The Haroosh liqueur has been enjoyed in his family for generations since his great-grandmother Margaret Thomson created it but it wasn’t until a friend suggested he produce it commercially in 2014 that it was turned into a business venture.

Oil worker Peter insulated the garden shed at his house in Aboyne in Royal Deeside and released his first 300 bottles in the shops just before Christmas – selling his whole stock within a week.

Now the business has turned into such a success with high demand from specialist shops that he has just signed up to a lease on a warehouse to turn into a distillery.

And with all his licences now in place, he also plans to make his own whisky and gin.

Peter, who grew up in Westhill, in Aberdeenshire, also has ambitious plans to create the first absinthe produced in Scotland at the distillery near Aboyne.

Peter Dignan (Derek Ironside / Newsline Media)

Peter said: “We have made Haroosh for years. The recipe was passed down to my dad and then on to me. Every time I made up a batch in Kilner jars in my kitchen everyone really enjoyed drinking it, so we eventually wondered if we could sell it.

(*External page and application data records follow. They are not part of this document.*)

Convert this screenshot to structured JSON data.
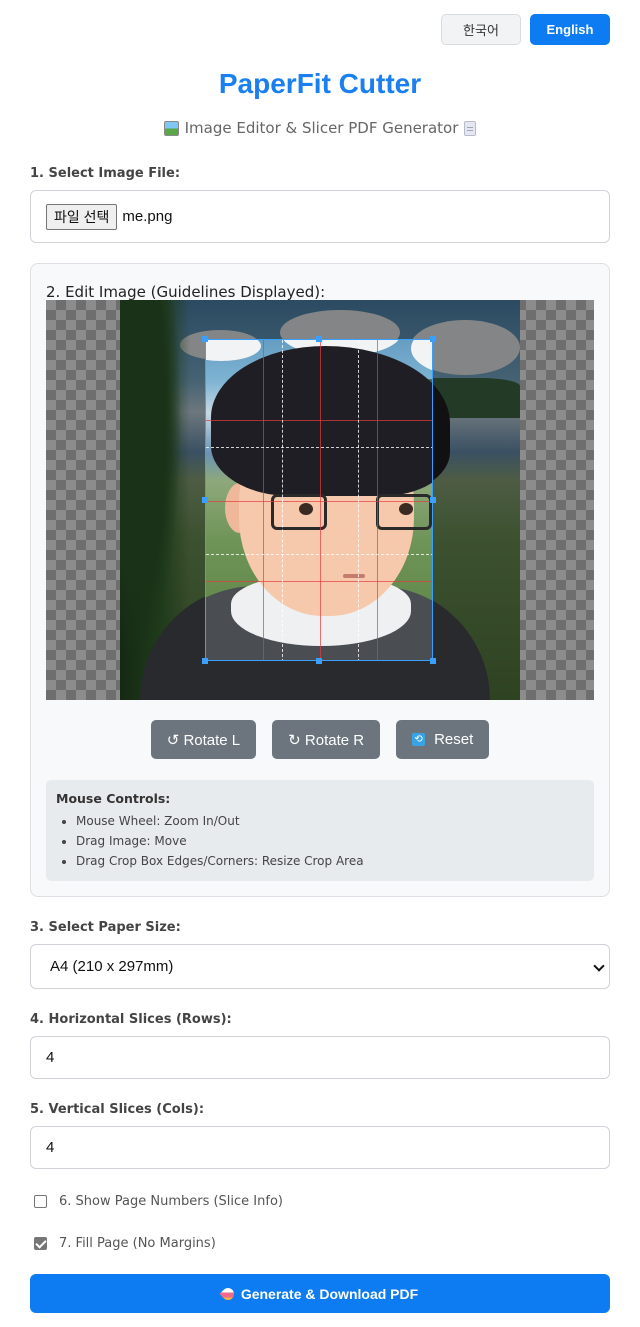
{
  "language": {
    "korean_label": "한국어",
    "english_label": "English",
    "active": "English"
  },
  "header": {
    "title": "PaperFit Cutter",
    "subtitle": "Image Editor & Slicer PDF Generator"
  },
  "step1": {
    "label": "1. Select Image File:",
    "button_label": "파일 선택",
    "file_name": "me.png"
  },
  "step2": {
    "label": "2. Edit Image (Guidelines Displayed):",
    "buttons": {
      "rotate_left": "↺ Rotate L",
      "rotate_right": "↻ Rotate R",
      "reset": "Reset"
    },
    "help_title": "Mouse Controls:",
    "help_items": [
      "Mouse Wheel: Zoom In/Out",
      "Drag Image: Move",
      "Drag Crop Box Edges/Corners: Resize Crop Area"
    ]
  },
  "step3": {
    "label": "3. Select Paper Size:",
    "selected": "A4 (210 x 297mm)"
  },
  "step4": {
    "label": "4. Horizontal Slices (Rows):",
    "value": "4"
  },
  "step5": {
    "label": "5. Vertical Slices (Cols):",
    "value": "4"
  },
  "step6": {
    "label": "6. Show Page Numbers (Slice Info)",
    "checked": false
  },
  "step7": {
    "label": "7. Fill Page (No Margins)",
    "checked": true
  },
  "generate": {
    "label": "Generate & Download PDF"
  },
  "colors": {
    "accent": "#0d7cf2",
    "title": "#1a7ff0",
    "tool_button": "#6c757d",
    "crop_border": "#39a0ff"
  },
  "icons": {
    "subtitle_left": "framed-picture-icon",
    "subtitle_right": "page-icon",
    "reset": "counterclockwise-arrows-icon",
    "generate": "rocket-icon"
  }
}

“We started making it in the shed. I kitted it out last summer, buying in steeping tanks and a decent filtration system. We launched the drink in 2016 and that was the catalyst for starting up a distillery.”

Peter knew it would be too much to expand his business on his own so has partnered up with his friend Richard Pierce who used his project engineering experience to help set up Deeside Distillery.

They now plan to produce gin and absinthe using botanicals, such as heather, nettles and bog myrtle, and also open up a gin school.

Peter said: “We will be teaching people about the history of gin and absinthe, the tradition of botanicals and which flavours work best with each other.”

Peter’s wife Anna first tasted the family liqueur when she visited his parents. The mother-of-two said: “I was never a whisky fan but I loved Haroosh. I like its sweetness. I am proud that only local berries and Royal Deeside Honey are used.

“I’m proud of the time and effort Peter and Richard have put in.”